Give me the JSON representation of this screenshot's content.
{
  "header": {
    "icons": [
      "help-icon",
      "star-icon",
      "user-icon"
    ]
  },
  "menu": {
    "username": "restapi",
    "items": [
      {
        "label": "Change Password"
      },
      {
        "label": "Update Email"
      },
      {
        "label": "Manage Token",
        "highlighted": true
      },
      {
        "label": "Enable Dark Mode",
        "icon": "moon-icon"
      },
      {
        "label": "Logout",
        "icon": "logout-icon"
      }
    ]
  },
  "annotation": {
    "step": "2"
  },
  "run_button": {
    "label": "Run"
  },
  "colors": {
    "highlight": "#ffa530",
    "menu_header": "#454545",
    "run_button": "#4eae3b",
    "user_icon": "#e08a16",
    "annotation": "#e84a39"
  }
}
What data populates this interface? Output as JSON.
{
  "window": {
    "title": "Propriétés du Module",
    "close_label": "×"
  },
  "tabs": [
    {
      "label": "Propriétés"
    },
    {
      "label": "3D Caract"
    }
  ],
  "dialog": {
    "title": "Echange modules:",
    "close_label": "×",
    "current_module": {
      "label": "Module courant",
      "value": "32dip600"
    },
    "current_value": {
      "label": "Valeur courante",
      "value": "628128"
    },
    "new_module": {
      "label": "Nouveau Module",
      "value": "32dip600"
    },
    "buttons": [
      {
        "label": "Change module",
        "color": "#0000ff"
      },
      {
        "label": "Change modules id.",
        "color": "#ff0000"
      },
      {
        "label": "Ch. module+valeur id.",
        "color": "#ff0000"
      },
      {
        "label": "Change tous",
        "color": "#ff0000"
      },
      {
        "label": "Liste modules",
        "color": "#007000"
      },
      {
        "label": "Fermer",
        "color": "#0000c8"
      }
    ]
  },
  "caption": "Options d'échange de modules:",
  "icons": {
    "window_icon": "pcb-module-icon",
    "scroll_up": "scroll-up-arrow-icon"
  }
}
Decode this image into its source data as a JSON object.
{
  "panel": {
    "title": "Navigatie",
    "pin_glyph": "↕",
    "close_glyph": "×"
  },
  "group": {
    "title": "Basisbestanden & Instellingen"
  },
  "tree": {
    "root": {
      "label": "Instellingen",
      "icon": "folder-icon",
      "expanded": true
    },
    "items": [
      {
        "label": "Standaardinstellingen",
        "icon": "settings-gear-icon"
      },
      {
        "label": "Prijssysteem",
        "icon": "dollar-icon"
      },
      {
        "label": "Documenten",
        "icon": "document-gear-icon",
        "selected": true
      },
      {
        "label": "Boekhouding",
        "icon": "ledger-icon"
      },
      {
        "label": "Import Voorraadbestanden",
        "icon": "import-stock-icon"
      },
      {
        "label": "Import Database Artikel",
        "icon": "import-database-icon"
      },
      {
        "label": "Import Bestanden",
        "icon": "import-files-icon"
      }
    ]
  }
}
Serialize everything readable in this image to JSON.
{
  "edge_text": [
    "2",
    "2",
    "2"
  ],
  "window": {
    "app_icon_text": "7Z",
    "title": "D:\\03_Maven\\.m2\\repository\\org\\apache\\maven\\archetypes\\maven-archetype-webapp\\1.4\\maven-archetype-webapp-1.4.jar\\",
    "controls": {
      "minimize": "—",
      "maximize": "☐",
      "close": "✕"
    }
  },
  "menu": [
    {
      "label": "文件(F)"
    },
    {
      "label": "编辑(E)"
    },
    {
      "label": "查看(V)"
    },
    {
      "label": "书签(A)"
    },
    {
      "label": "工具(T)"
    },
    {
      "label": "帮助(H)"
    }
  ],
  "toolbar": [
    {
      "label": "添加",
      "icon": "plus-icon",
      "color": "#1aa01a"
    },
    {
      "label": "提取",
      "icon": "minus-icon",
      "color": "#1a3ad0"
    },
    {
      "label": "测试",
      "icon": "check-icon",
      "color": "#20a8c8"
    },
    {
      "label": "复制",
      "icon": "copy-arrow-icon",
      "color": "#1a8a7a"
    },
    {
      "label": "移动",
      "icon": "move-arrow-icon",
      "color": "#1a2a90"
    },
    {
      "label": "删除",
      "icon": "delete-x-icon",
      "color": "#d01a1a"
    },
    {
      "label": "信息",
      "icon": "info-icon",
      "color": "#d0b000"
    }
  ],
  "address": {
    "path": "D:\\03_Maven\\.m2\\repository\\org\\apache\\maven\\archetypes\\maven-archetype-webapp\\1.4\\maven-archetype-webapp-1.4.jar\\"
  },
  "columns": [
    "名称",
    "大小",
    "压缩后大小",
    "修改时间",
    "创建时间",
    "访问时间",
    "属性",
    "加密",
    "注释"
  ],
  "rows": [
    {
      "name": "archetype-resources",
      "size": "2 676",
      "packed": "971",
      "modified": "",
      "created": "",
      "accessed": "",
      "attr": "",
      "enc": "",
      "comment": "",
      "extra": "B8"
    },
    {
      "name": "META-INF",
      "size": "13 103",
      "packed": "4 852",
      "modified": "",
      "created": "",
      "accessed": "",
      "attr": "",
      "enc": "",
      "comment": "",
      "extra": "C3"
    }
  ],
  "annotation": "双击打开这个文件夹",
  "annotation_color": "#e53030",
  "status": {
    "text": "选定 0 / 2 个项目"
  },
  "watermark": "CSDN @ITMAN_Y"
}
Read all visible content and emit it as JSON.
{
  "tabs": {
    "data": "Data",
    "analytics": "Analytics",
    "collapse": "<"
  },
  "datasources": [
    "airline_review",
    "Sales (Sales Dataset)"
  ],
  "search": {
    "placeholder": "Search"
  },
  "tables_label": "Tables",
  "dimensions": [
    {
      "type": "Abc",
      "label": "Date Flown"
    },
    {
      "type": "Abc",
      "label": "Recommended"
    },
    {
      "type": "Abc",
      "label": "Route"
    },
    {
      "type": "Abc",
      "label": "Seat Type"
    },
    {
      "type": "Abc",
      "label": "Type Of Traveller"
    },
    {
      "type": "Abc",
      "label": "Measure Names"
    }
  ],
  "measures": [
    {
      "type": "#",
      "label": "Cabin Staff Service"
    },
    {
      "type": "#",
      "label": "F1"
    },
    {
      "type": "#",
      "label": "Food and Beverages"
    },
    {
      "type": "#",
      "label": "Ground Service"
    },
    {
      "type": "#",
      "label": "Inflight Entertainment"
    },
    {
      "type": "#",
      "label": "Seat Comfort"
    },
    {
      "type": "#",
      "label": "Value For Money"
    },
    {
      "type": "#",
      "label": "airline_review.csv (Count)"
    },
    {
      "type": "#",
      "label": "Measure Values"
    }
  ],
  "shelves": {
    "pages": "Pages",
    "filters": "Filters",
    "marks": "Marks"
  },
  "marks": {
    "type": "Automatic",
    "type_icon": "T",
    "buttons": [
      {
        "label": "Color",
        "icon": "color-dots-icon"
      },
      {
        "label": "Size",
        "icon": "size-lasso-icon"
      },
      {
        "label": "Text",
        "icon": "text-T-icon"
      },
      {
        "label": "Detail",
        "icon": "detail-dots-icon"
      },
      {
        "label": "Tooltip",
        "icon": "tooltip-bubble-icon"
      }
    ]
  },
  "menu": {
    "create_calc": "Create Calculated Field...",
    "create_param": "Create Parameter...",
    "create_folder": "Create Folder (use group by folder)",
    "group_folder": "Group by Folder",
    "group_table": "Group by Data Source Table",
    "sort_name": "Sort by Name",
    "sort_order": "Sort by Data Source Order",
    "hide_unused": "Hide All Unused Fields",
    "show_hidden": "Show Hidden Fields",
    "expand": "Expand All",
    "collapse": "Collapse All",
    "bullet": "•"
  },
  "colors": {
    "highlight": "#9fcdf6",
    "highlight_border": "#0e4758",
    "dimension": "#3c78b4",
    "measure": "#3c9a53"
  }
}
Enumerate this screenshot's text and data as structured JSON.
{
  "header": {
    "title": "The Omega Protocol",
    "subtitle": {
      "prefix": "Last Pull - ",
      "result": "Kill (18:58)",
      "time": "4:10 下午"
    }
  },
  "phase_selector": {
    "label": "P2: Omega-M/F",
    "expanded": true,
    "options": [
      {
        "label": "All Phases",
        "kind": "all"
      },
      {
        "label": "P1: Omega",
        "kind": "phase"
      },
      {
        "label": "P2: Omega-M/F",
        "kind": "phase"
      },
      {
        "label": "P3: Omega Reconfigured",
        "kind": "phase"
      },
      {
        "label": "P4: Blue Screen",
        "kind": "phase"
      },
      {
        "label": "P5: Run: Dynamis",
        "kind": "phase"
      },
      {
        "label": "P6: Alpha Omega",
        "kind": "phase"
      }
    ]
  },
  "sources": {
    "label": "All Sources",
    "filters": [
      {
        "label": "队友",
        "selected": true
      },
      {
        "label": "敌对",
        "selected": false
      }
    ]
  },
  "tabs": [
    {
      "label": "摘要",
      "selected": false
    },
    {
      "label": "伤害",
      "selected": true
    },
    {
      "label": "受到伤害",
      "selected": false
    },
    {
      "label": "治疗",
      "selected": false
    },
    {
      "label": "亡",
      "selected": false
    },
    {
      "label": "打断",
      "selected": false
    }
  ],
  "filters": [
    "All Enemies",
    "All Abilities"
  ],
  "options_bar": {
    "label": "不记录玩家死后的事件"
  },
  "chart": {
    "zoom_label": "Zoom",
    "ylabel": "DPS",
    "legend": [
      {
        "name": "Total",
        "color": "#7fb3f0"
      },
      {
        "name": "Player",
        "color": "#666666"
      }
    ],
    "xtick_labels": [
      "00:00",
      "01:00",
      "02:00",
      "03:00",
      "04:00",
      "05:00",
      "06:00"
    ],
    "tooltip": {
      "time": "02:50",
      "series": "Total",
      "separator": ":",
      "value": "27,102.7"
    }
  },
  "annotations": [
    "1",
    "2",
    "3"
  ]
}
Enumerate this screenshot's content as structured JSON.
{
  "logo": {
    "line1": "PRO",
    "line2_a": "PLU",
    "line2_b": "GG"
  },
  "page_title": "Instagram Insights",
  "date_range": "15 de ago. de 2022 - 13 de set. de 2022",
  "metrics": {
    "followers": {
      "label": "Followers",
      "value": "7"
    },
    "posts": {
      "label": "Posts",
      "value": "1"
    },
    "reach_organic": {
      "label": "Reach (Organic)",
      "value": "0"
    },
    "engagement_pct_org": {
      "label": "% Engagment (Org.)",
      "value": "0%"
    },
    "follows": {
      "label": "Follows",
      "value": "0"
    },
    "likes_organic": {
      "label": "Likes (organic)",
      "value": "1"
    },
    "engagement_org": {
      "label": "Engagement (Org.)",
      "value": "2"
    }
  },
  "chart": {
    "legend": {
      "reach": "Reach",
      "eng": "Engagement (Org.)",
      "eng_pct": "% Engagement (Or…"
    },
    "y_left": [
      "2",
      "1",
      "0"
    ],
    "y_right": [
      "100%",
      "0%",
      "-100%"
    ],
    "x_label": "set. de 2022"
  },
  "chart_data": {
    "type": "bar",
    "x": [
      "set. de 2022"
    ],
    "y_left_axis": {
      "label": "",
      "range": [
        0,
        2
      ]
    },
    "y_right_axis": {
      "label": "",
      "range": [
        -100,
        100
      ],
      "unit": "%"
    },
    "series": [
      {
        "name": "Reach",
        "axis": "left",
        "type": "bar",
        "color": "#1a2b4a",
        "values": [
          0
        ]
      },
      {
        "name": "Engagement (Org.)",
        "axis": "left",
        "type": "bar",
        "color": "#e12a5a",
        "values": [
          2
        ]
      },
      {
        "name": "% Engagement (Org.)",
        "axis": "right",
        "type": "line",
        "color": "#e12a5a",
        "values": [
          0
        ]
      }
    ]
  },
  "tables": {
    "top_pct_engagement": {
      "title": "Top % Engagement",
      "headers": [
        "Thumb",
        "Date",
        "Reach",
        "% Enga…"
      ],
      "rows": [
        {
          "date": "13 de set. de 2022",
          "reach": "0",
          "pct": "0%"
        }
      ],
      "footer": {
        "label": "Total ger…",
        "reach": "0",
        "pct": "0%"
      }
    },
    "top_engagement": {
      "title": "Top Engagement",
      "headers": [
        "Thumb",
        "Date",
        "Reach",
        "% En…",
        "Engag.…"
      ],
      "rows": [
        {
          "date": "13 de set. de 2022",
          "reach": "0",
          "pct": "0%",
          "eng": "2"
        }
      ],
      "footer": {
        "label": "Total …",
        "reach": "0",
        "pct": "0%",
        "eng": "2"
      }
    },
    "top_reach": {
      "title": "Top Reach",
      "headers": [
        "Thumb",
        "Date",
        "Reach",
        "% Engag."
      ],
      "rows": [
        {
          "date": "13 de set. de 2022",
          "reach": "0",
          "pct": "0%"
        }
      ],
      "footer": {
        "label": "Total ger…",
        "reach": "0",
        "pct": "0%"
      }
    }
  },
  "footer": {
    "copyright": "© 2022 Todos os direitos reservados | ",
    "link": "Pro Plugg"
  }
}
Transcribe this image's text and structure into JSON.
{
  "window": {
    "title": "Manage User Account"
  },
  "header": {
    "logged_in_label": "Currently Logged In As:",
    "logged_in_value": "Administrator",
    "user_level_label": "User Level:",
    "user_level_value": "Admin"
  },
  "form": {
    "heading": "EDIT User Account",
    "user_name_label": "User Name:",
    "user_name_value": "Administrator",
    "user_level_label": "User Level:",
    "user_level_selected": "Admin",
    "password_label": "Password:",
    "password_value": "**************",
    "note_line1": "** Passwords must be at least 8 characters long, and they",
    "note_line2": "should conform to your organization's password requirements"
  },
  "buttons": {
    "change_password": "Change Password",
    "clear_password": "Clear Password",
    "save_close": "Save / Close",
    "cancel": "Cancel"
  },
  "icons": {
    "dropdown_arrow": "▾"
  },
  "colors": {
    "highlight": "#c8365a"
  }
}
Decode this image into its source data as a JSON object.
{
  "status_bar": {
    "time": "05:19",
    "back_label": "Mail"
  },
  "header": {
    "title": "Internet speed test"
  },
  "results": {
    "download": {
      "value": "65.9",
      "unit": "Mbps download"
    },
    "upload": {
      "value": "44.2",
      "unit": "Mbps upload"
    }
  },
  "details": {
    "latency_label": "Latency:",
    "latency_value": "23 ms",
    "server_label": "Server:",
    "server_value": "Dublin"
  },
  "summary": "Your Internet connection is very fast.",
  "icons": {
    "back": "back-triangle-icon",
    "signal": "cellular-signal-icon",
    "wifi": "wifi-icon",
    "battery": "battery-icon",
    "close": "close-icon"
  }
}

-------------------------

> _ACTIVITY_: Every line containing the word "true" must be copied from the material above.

> _EXPECTED ANSWER_:
        "highlighted": true
      "expanded": true
        "selected": true
    "expanded": true,
        "selected": true
      "selected": true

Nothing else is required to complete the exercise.